— WORK TASK —
A verbatim repeat of the records beneath this line is needed.

*** LISTED ENTRIES Section Begins ***

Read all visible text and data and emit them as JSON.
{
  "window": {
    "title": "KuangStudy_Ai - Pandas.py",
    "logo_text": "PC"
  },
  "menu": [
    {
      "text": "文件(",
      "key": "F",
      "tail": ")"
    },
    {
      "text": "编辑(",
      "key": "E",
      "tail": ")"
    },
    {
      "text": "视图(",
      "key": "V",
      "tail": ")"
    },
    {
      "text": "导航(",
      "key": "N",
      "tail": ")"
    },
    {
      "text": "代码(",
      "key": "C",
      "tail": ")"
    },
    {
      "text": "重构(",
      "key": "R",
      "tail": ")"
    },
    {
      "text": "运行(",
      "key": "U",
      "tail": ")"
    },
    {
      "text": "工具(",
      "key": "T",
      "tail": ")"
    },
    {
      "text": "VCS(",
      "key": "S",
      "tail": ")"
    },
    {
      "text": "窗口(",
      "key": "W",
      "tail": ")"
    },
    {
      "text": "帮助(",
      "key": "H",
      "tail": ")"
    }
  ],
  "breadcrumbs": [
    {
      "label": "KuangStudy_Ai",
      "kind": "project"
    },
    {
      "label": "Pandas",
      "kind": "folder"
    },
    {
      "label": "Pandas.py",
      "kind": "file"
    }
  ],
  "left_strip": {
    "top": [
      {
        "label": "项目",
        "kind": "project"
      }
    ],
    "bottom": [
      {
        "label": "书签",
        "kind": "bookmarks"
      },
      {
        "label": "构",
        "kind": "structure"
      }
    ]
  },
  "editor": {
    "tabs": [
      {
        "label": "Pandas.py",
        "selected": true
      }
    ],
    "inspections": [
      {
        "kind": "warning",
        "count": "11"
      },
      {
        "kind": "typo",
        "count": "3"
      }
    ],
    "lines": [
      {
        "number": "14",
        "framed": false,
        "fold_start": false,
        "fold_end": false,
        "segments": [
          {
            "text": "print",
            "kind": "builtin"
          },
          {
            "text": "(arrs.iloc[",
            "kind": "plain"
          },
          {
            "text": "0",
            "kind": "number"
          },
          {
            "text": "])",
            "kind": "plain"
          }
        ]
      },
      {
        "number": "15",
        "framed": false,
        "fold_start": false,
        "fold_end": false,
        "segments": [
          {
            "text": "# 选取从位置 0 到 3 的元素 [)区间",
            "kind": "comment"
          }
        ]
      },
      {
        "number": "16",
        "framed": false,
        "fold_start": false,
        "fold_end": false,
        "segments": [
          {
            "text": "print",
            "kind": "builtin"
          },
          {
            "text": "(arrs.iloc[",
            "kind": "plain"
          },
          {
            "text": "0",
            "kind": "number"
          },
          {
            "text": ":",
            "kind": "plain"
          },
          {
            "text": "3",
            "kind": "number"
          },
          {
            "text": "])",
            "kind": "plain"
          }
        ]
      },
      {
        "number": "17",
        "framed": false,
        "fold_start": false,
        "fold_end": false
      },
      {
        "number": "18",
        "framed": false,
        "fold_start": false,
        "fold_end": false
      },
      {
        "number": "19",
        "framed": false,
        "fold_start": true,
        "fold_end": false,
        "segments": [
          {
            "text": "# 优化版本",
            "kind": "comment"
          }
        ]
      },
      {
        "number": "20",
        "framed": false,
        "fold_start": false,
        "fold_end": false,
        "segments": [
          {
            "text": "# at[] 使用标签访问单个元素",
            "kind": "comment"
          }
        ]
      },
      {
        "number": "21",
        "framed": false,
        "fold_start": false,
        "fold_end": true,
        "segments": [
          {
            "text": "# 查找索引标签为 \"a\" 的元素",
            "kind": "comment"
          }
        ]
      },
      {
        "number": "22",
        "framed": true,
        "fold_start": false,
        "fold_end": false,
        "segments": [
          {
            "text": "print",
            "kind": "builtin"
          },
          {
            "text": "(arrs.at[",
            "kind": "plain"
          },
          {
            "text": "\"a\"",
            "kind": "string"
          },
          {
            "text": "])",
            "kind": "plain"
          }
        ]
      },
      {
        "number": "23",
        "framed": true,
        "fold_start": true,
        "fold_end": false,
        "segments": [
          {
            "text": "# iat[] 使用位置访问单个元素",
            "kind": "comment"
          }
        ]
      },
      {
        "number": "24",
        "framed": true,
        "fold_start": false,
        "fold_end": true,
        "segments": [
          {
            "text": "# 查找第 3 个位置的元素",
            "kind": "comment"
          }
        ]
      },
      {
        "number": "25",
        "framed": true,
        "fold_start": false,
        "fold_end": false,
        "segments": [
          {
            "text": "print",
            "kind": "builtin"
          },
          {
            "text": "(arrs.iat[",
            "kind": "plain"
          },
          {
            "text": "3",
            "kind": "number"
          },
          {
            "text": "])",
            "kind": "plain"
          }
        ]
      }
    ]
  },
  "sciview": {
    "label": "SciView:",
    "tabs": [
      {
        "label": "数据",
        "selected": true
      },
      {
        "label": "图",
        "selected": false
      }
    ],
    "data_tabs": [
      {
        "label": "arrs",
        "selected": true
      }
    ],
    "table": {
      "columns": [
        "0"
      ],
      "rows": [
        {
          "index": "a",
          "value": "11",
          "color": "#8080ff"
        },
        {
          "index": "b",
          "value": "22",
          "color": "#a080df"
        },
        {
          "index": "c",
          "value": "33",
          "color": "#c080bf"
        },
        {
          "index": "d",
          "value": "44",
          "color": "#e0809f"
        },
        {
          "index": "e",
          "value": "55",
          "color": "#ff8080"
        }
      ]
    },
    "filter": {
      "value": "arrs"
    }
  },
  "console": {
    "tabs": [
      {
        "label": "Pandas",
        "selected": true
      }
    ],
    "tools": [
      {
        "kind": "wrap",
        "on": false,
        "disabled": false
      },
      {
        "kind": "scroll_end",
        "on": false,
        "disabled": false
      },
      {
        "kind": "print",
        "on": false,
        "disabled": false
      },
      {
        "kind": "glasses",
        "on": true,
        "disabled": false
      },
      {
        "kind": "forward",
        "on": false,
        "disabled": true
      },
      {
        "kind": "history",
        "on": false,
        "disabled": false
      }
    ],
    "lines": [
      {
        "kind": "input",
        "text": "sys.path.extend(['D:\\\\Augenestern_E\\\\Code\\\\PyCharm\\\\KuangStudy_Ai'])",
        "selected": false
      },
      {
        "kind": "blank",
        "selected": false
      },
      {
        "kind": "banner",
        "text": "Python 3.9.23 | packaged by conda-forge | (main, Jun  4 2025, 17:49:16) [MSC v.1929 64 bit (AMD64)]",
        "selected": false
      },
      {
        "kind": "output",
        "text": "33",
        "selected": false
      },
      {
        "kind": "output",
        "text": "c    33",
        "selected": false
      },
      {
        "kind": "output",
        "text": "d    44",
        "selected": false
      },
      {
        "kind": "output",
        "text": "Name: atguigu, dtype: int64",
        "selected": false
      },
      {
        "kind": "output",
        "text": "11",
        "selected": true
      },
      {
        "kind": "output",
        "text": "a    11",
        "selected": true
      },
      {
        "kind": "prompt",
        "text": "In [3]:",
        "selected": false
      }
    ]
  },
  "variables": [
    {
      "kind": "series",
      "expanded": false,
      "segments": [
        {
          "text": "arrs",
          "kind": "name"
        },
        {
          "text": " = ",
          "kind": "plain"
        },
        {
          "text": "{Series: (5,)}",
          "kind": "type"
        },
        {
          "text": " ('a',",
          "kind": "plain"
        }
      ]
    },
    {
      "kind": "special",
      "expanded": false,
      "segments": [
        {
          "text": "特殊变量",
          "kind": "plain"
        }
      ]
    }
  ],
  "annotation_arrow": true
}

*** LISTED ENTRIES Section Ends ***

— RESULT FOR THIS TASK —
Read all visible text and data and emit them as JSON.
{
  "window": {
    "title": "KuangStudy_Ai - Pandas.py",
    "logo_text": "PC"
  },
  "menu": [
    {
      "text": "文件(",
      "key": "F",
      "tail": ")"
    },
    {
      "text": "编辑(",
      "key": "E",
      "tail": ")"
    },
    {
      "text": "视图(",
      "key": "V",
      "tail": ")"
    },
    {
      "text": "导航(",
      "key": "N",
      "tail": ")"
    },
    {
      "text": "代码(",
      "key": "C",
      "tail": ")"
    },
    {
      "text": "重构(",
      "key": "R",
      "tail": ")"
    },
    {
      "text": "运行(",
      "key": "U",
      "tail": ")"
    },
    {
      "text": "工具(",
      "key": "T",
      "tail": ")"
    },
    {
      "text": "VCS(",
      "key": "S",
      "tail": ")"
    },
    {
      "text": "窗口(",
      "key": "W",
      "tail": ")"
    },
    {
      "text": "帮助(",
      "key": "H",
      "tail": ")"
    }
  ],
  "breadcrumbs": [
    {
      "label": "KuangStudy_Ai",
      "kind": "project"
    },
    {
      "label": "Pandas",
      "kind": "folder"
    },
    {
      "label": "Pandas.py",
      "kind": "file"
    }
  ],
  "left_strip": {
    "top": [
      {
        "label": "项目",
        "kind": "project"
      }
    ],
    "bottom": [
      {
        "label": "书签",
        "kind": "bookmarks"
      },
      {
        "label": "构",
        "kind": "structure"
      }
    ]
  },
  "editor": {
    "tabs": [
      {
        "label": "Pandas.py",
        "selected": true
      }
    ],
    "inspections": [
      {
        "kind": "warning",
        "count": "11"
      },
      {
        "kind": "typo",
        "count": "3"
      }
    ],
    "lines": [
      {
        "number": "14",
        "framed": false,
        "fold_start": false,
        "fold_end": false,
        "segments": [
          {
            "text": "print",
            "kind": "builtin"
          },
          {
            "text": "(arrs.iloc[",
            "kind": "plain"
          },
          {
            "text": "0",
            "kind": "number"
          },
          {
            "text": "])",
            "kind": "plain"
          }
        ]
      },
      {
        "number": "15",
        "framed": false,
        "fold_start": false,
        "fold_end": false,
        "segments": [
          {
            "text": "# 选取从位置 0 到 3 的元素 [)区间",
            "kind": "comment"
          }
        ]
      },
      {
        "number": "16",
        "framed": false,
        "fold_start": false,
        "fold_end": false,
        "segments": [
          {
            "text": "print",
            "kind": "builtin"
          },
          {
            "text": "(arrs.iloc[",
            "kind": "plain"
          },
          {
            "text": "0",
            "kind": "number"
          },
          {
            "text": ":",
            "kind": "plain"
          },
          {
            "text": "3",
            "kind": "number"
          },
          {
            "text": "])",
            "kind": "plain"
          }
        ]
      },
      {
        "number": "17",
        "framed": false,
        "fold_start": false,
        "fold_end": false
      },
      {
        "number": "18",
        "framed": false,
        "fold_start": false,
        "fold_end": false
      },
      {
        "number": "19",
        "framed": false,
        "fold_start": true,
        "fold_end": false,
        "segments": [
          {
            "text": "# 优化版本",
            "kind": "comment"
          }
        ]
      },
      {
        "number": "20",
        "framed": false,
        "fold_start": false,
        "fold_end": false,
        "segments": [
          {
            "text": "# at[] 使用标签访问单个元素",
            "kind": "comment"
          }
        ]
      },
      {
        "number": "21",
        "framed": false,
        "fold_start": false,
        "fold_end": true,
        "segments": [
          {
            "text": "# 查找索引标签为 \"a\" 的元素",
            "kind": "comment"
          }
        ]
      },
      {
        "number": "22",
        "framed": true,
        "fold_start": false,
        "fold_end": false,
        "segments": [
          {
            "text": "print",
            "kind": "builtin"
          },
          {
            "text": "(arrs.at[",
            "kind": "plain"
          },
          {
            "text": "\"a\"",
            "kind": "string"
          },
          {
            "text": "])",
            "kind": "plain"
          }
        ]
      },
      {
        "number": "23",
        "framed": true,
        "fold_start": true,
        "fold_end": false,
        "segments": [
          {
            "text": "# iat[] 使用位置访问单个元素",
            "kind": "comment"
          }
        ]
      },
      {
        "number": "24",
        "framed": true,
        "fold_start": false,
        "fold_end": true,
        "segments": [
          {
            "text": "# 查找第 3 个位置的元素",
            "kind": "comment"
          }
        ]
      },
      {
        "number": "25",
        "framed": true,
        "fold_start": false,
        "fold_end": false,
        "segments": [
          {
            "text": "print",
            "kind": "builtin"
          },
          {
            "text": "(arrs.iat[",
            "kind": "plain"
          },
          {
            "text": "3",
            "kind": "number"
          },
          {
            "text": "])",
            "kind": "plain"
          }
        ]
      }
    ]
  },
  "sciview": {
    "label": "SciView:",
    "tabs": [
      {
        "label": "数据",
        "selected": true
      },
      {
        "label": "图",
        "selected": false
      }
    ],
    "data_tabs": [
      {
        "label": "arrs",
        "selected": true
      }
    ],
    "table": {
      "columns": [
        "0"
      ],
      "rows": [
        {
          "index": "a",
          "value": "11",
          "color": "#8080ff"
        },
        {
          "index": "b",
          "value": "22",
          "color": "#a080df"
        },
        {
          "index": "c",
          "value": "33",
          "color": "#c080bf"
        },
        {
          "index": "d",
          "value": "44",
          "color": "#e0809f"
        },
        {
          "index": "e",
          "value": "55",
          "color": "#ff8080"
        }
      ]
    },
    "filter": {
      "value": "arrs"
    }
  },
  "console": {
    "tabs": [
      {
        "label": "Pandas",
        "selected": true
      }
    ],
    "tools": [
      {
        "kind": "wrap",
        "on": false,
        "disabled": false
      },
      {
        "kind": "scroll_end",
        "on": false,
        "disabled": false
      },
      {
        "kind": "print",
        "on": false,
        "disabled": false
      },
      {
        "kind": "glasses",
        "on": true,
        "disabled": false
      },
      {
        "kind": "forward",
        "on": false,
        "disabled": true
      },
      {
        "kind": "history",
        "on": false,
        "disabled": false
      }
    ],
    "lines": [
      {
        "kind": "input",
        "text": "sys.path.extend(['D:\\\\Augenestern_E\\\\Code\\\\PyCharm\\\\KuangStudy_Ai'])",
        "selected": false
      },
      {
        "kind": "blank",
        "selected": false
      },
      {
        "kind": "banner",
        "text": "Python 3.9.23 | packaged by conda-forge | (main, Jun  4 2025, 17:49:16) [MSC v.1929 64 bit (AMD64)]",
        "selected": false
      },
      {
        "kind": "output",
        "text": "33",
        "selected": false
      },
      {
        "kind": "output",
        "text": "c    33",
        "selected": false
      },
      {
        "kind": "output",
        "text": "d    44",
        "selected": false
      },
      {
        "kind": "output",
        "text": "Name: atguigu, dtype: int64",
        "selected": false
      },
      {
        "kind": "output",
        "text": "11",
        "selected": true
      },
      {
        "kind": "output",
        "text": "a    11",
        "selected": true
      },
      {
        "kind": "prompt",
        "text": "In [3]:",
        "selected": false
      }
    ]
  },
  "variables": [
    {
      "kind": "series",
      "expanded": false,
      "segments": [
        {
          "text": "arrs",
          "kind": "name"
        },
        {
          "text": " = ",
          "kind": "plain"
        },
        {
          "text": "{Series: (5,)}",
          "kind": "type"
        },
        {
          "text": " ('a',",
          "kind": "plain"
        }
      ]
    },
    {
      "kind": "special",
      "expanded": false,
      "segments": [
        {
          "text": "特殊变量",
          "kind": "plain"
        }
      ]
    }
  ],
  "annotation_arrow": true
}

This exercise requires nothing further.